(Page and application data records)
####################

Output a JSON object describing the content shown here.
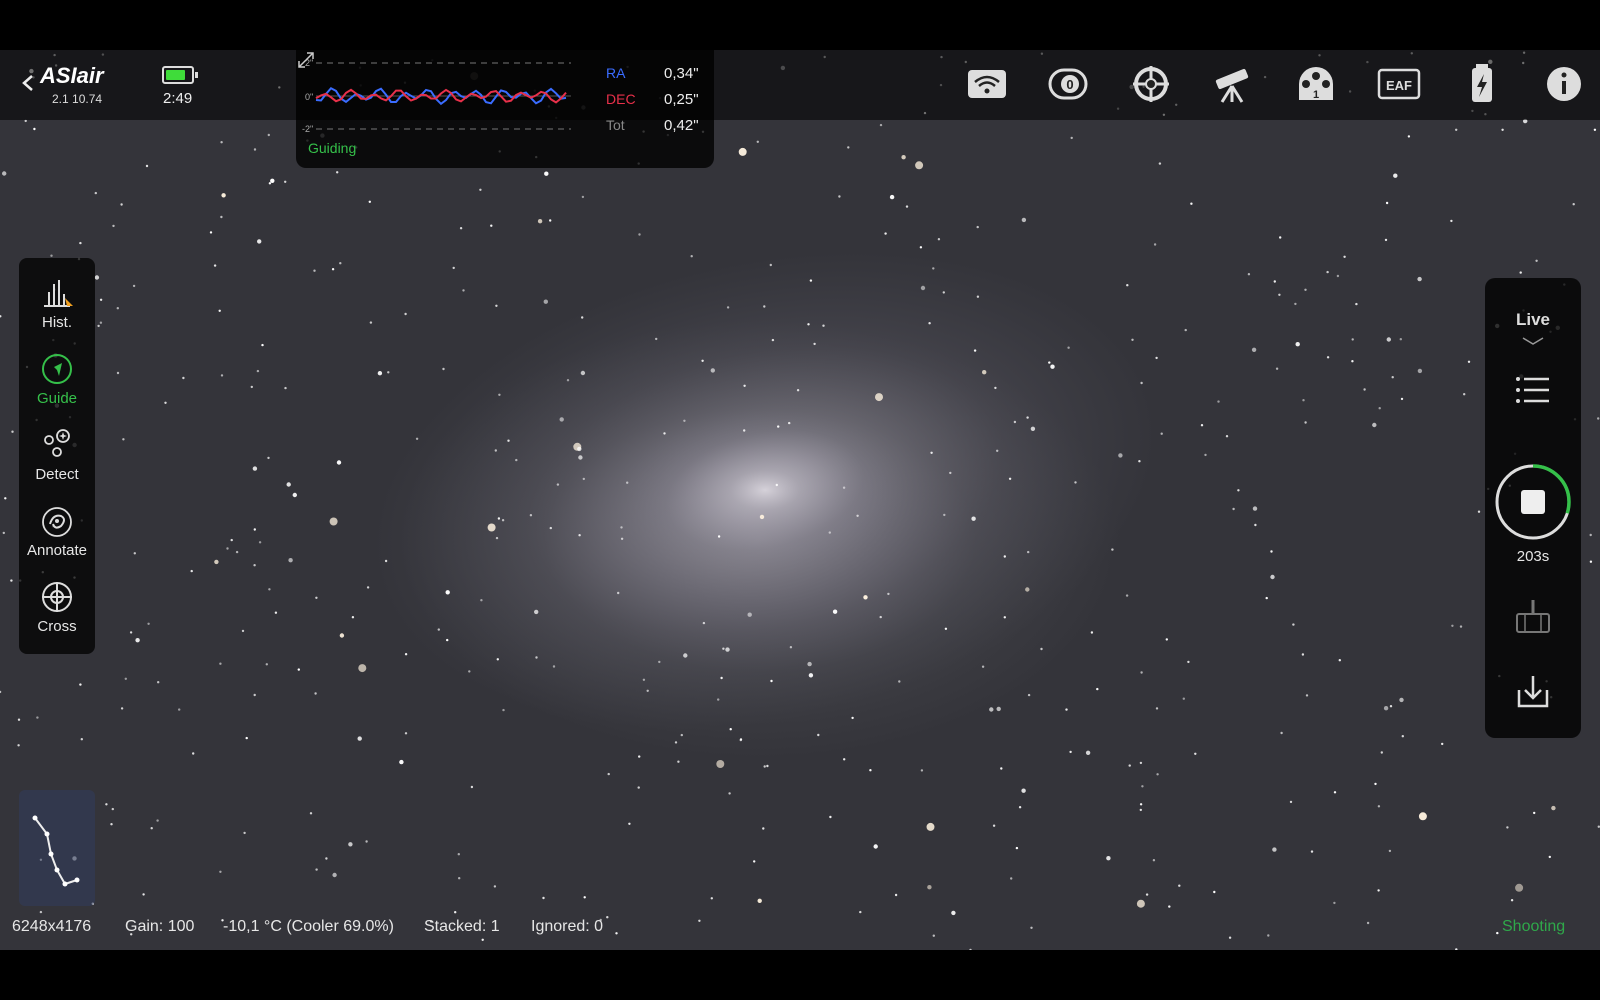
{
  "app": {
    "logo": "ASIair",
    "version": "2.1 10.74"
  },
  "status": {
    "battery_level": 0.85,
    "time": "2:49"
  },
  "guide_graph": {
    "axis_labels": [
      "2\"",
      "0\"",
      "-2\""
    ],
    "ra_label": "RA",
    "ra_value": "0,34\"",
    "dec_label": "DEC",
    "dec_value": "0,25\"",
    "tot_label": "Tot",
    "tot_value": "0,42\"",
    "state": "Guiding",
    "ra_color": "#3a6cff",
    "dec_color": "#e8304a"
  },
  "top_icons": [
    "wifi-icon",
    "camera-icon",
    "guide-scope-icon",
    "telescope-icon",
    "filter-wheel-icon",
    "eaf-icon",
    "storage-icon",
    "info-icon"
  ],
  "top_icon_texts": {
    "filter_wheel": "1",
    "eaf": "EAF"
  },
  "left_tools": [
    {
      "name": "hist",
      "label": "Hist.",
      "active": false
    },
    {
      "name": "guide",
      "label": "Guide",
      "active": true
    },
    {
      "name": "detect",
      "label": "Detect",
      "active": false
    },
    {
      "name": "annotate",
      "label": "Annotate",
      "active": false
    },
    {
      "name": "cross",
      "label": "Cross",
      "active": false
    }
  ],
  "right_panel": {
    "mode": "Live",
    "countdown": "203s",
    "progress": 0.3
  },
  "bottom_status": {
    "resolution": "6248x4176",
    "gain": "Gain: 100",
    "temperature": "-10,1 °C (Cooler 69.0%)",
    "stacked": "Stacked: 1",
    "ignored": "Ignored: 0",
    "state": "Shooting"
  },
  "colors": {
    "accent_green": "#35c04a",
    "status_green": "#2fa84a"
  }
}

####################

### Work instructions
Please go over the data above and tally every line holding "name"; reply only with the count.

### Solution to this exercise
5